The Journal of Accountancy has the article False internet rumors about “real estate transaction tax” worry taxpayers.
The National Association of Realtors has some tax advice for users of the internet: Don’t believe everything you read.
In anticipation that I will hear from some people about this false rumor, I have decided to publish this blog post with a link to the actual article. You have to read the article for all the details, but here is the example the article mentions.
Example: A married couple with MAGI of $325,000 purchased a home in California many years ago for $350,000 and sold it this year for $900,000, realizing a gain of $550,000. After excluding $500,000 gain under Sec. 121, they are left with $50,000 investment income (assume they have no other investment income). Since their AGI is $75,000 over the tax’s threshold amount for married taxpayers filing jointly, the lesser amount of $50,000 would be subject to taxation. At 3.8% they would owe $1,900.
So first, this couple had a $325,000 modified adjusted gross income and then they sold a house for a gain of $550,000. Their tax on the real estate transaction of $1,900 amounted to 0.35% of their real estate gain. Moreover, they had $325,000 modified adjusted gross income beyond the real estate gain to cover the $1,900 tax.

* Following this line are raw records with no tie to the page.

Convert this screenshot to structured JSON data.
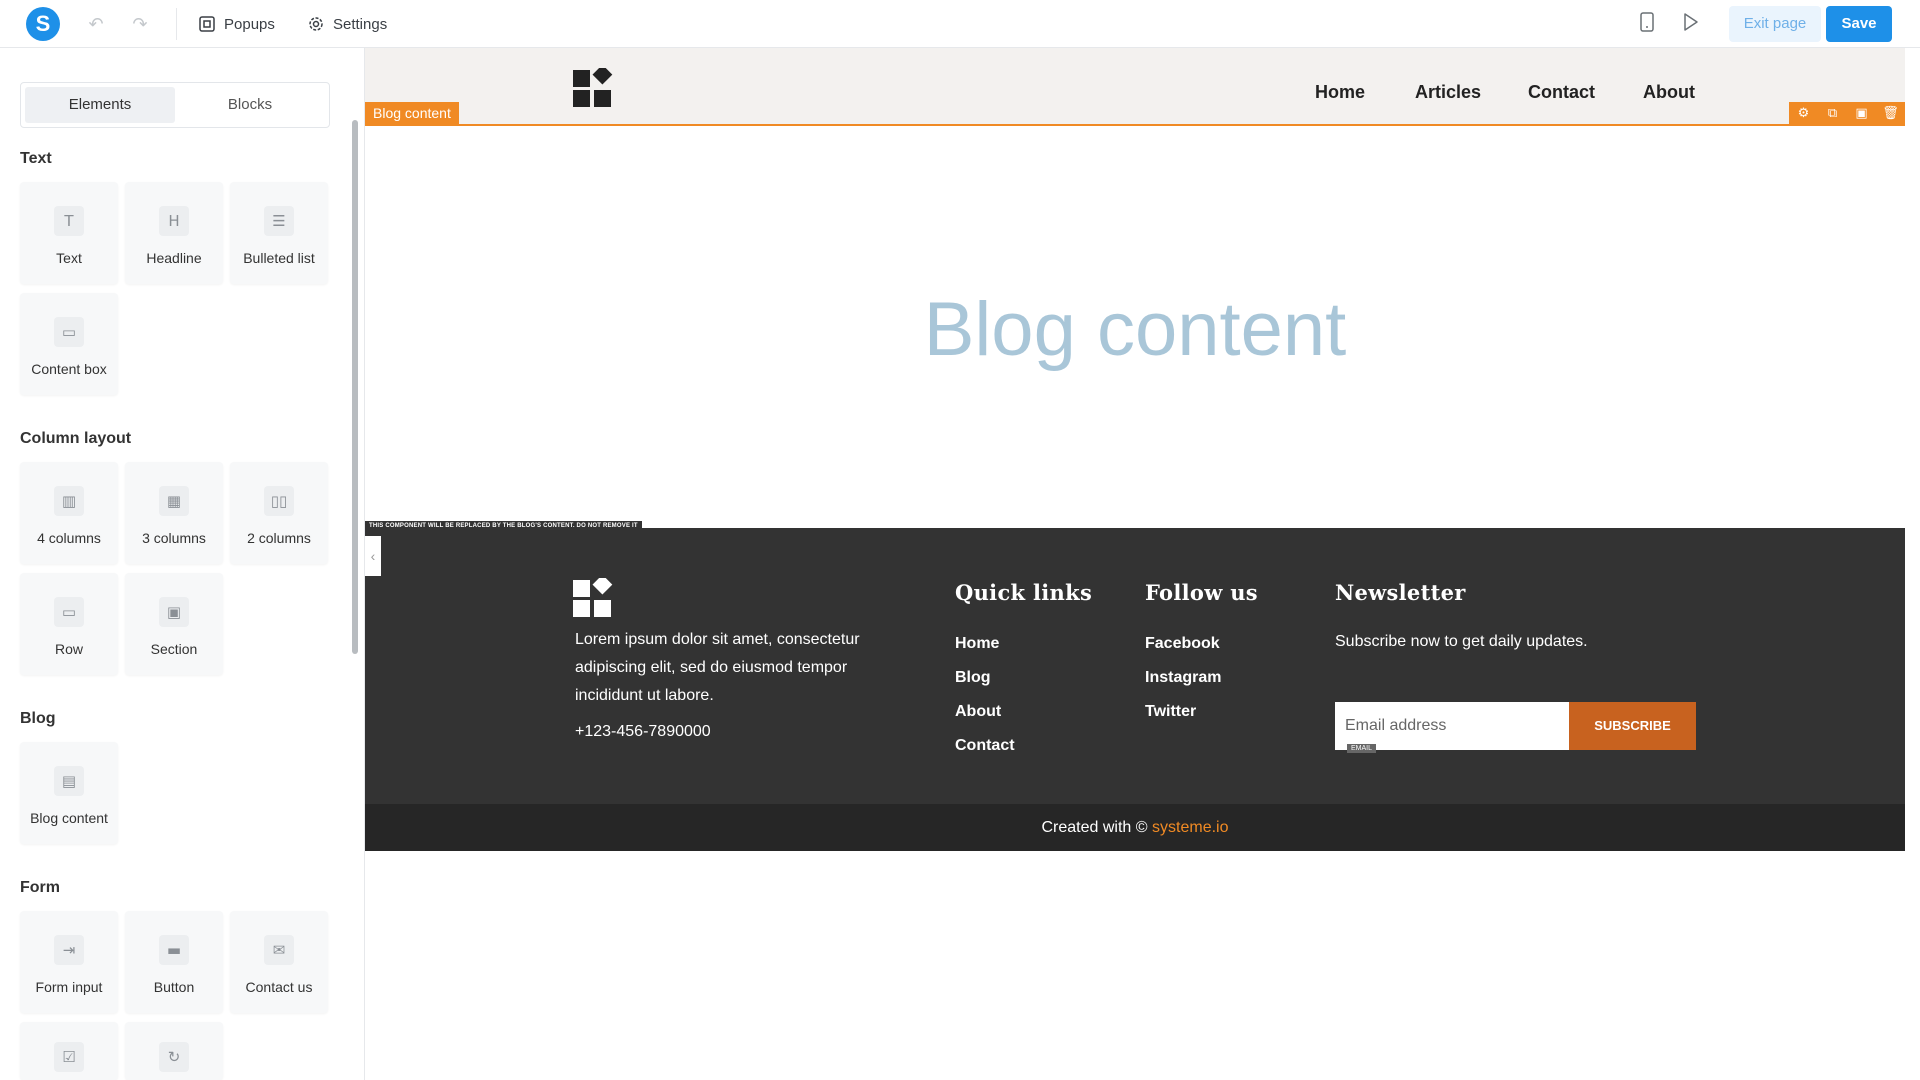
{
  "topbar": {
    "logo_letter": "S",
    "popups_label": "Popups",
    "settings_label": "Settings",
    "exit_label": "Exit page",
    "save_label": "Save",
    "brand_color": "#1e90e8"
  },
  "sidebar": {
    "tabs": [
      "Elements",
      "Blocks"
    ],
    "sections": {
      "text": {
        "title": "Text",
        "items": [
          {
            "label": "Text",
            "icon": "text-icon"
          },
          {
            "label": "Headline",
            "icon": "headline-icon"
          },
          {
            "label": "Bulleted list",
            "icon": "list-icon"
          },
          {
            "label": "Content box",
            "icon": "box-icon"
          }
        ]
      },
      "columns": {
        "title": "Column layout",
        "items": [
          {
            "label": "4 columns",
            "icon": "four-columns-icon"
          },
          {
            "label": "3 columns",
            "icon": "three-columns-icon"
          },
          {
            "label": "2 columns",
            "icon": "two-columns-icon"
          },
          {
            "label": "Row",
            "icon": "row-icon"
          },
          {
            "label": "Section",
            "icon": "section-icon"
          }
        ]
      },
      "blog": {
        "title": "Blog",
        "items": [
          {
            "label": "Blog content",
            "icon": "blog-content-icon"
          }
        ]
      },
      "form": {
        "title": "Form",
        "items": [
          {
            "label": "Form input",
            "icon": "form-input-icon"
          },
          {
            "label": "Button",
            "icon": "button-icon"
          },
          {
            "label": "Contact us",
            "icon": "contact-icon"
          }
        ]
      }
    }
  },
  "page": {
    "nav": [
      "Home",
      "Articles",
      "Contact",
      "About"
    ],
    "header_tag": "Blog content",
    "blog_title": "Blog content",
    "accent_color": "#f08a24",
    "footer": {
      "warning": "THIS COMPONENT WILL BE REPLACED BY THE BLOG'S CONTENT. DO NOT REMOVE IT",
      "about": "Lorem ipsum dolor sit amet, consectetur adipiscing elit, sed do eiusmod tempor incididunt ut labore.",
      "phone": "+123-456-7890000",
      "quick_links_title": "Quick links",
      "quick_links": [
        "Home",
        "Blog",
        "About",
        "Contact"
      ],
      "follow_title": "Follow us",
      "follow_links": [
        "Facebook",
        "Instagram",
        "Twitter"
      ],
      "newsletter_title": "Newsletter",
      "newsletter_text": "Subscribe now to get daily updates.",
      "email_placeholder": "Email address",
      "email_tag": "EMAIL",
      "subscribe_label": "SUBSCRIBE",
      "copyright_prefix": "Created with ©",
      "copyright_brand": "systeme.io"
    }
  }
}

I don’t think they will have to choose between paying their taxes and eating their next meal over a tax bill of this size.